Today we’re going to talk about senior safety in the home, and some simple things you can do to help seniors remain in the comfort of their own homes.
The advancements in modern medicine are enabling all of us to live longer and more independently. It’s a wonderful gift for seniors to be able to stay in the same home where they raised their families. The majority of seniors will tell you they want to stay in their own home.
Living in one’s own home provides a sense of continued independence, and frees an individual from feeling like they might be a burden on family and loved ones. Despite an individual’s sense of freedom, having an elderly person living alone can be a source of worry for their adult children and loved ones.
“What if” scenarios can often overwhelm the mind when it comes to senior safety in the home.
- What if they fall down?
- What if the smoke detector goes off and they don’t hear it?
- What if they forget something on the stove?
- What if they don’t tell anyone that it’s becoming harder to get around?
If you’ve had these kinds of thoughts before, you’re not alone. As our parents age, it’s only natural to become concerned about their ability to live independently. These are legitimate concerns, as there are many factors to consider.
Accidents happen closest to home, as the old adage goes, and there is a ring of truth to that. In particular, falls pose the greatest risk for seniors. Injuries incurred from falls can limit independent living.
Knowing about the dangers gives you and your loved ones the power to take steps to prevent accidents before they happen. Here are some senior home safety tips you can practice to improve senior safety at home.
Simple Steps to Improve Senior Safety in the Home
It’s important to start out with a complete home safety check to assess what your senior needs to make their home as safe as possible. It’s recommended that you conduct a room-by-room check at least once a year to ensure the home remains safe as your senior’s needs change. These are some of the most common modifications that are made to improve senior safety in the home.
A walk-in shower can significantly reduce the risk of falls, and make it much easier for seniors to access the shower without assistance. We also recommend installing grab bars in the shower and around the toilet.
Related Article: Bathroom Aids for the Elderly
At the very least, make sure stairwells have a secure handrail that runs the length of the stairs. Also, ensure this area is well lit. Keep the stairwell clutter-free to avoid tripping. If budget permits, a stair lift is the ultimate way to improve a senior’s safety when going up and down stairs.

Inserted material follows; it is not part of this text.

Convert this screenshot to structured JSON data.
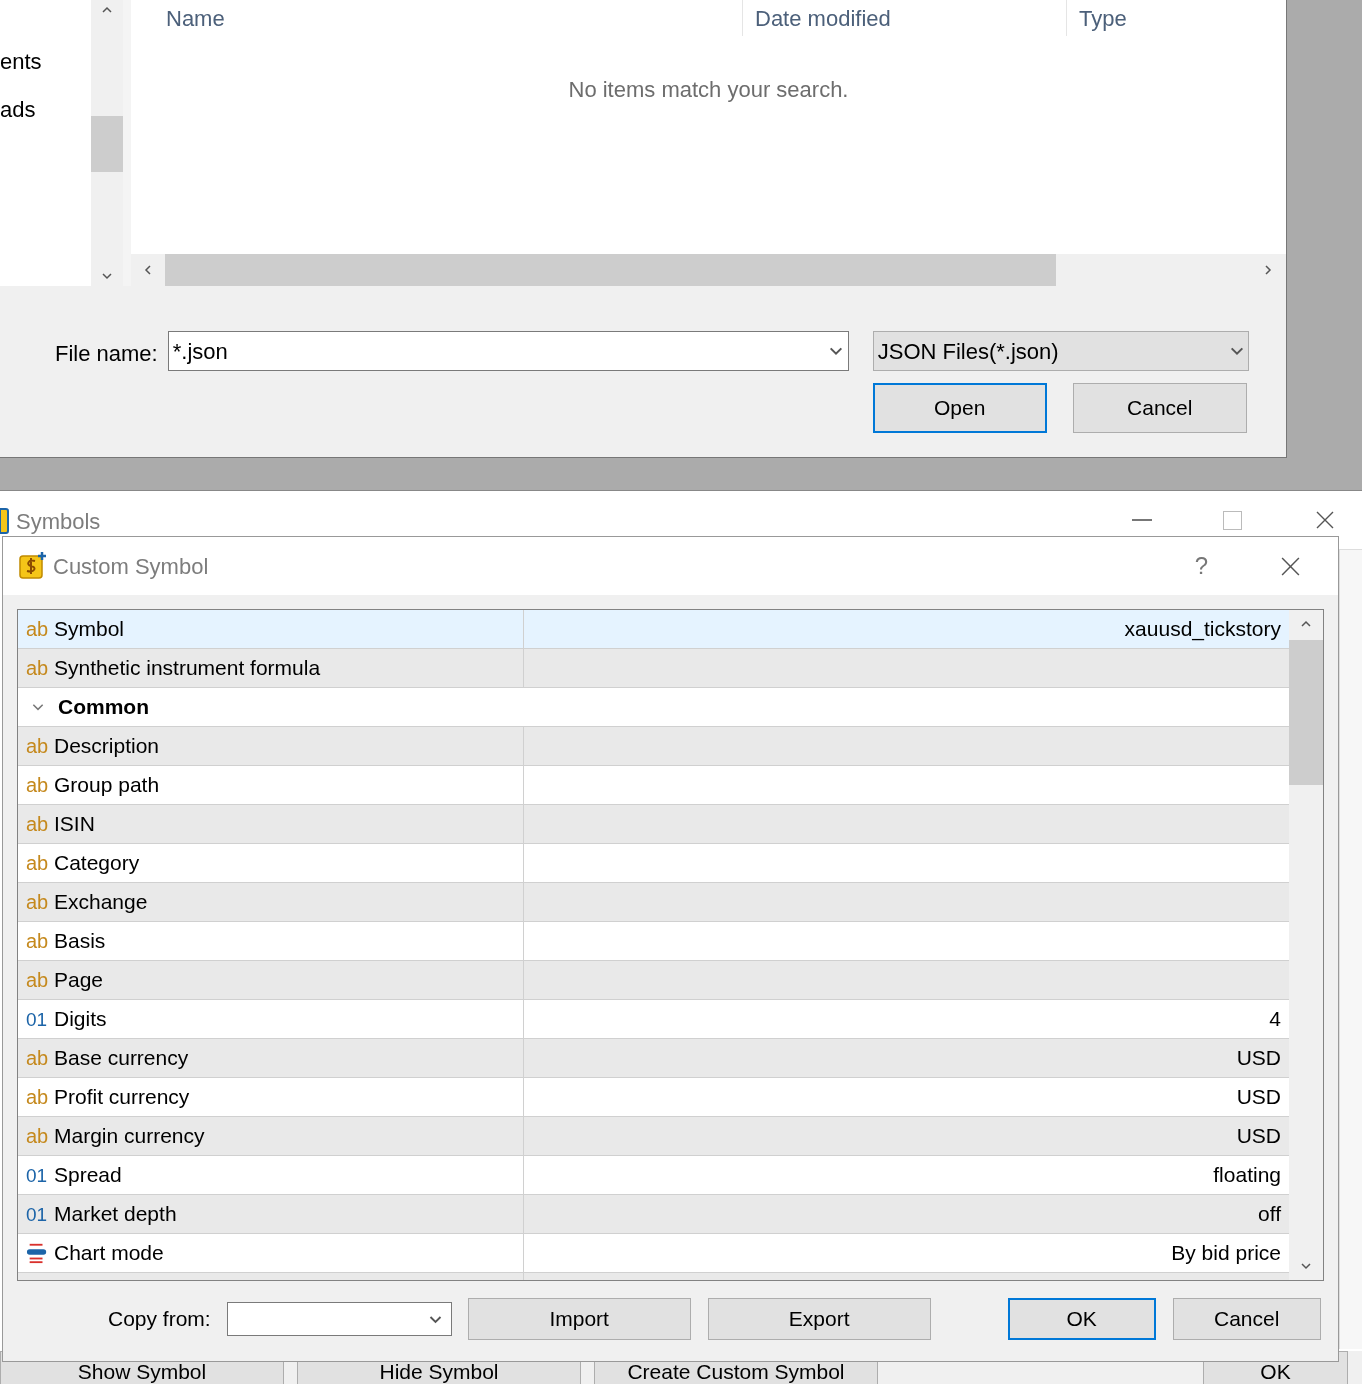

When it comes to the kitchen, the most important consideration is keeping regularly used items on lower shelves. You want to avoid having your senior reach above their heads to get something down, which could lead to strain and/or loss of balance. This is one of the easiest modifications to make, as it simply involves some rearranging.
In the living room, and throughout the house, make sure there is adequate lighting. Remove clutter, and make sure cables and extension cords are flush against the walls. It’s also recommended that you remove all throw rugs, even if they are secured with an adhesive. The slightest rise in elevation can take a senior by surprise and be a fall risk.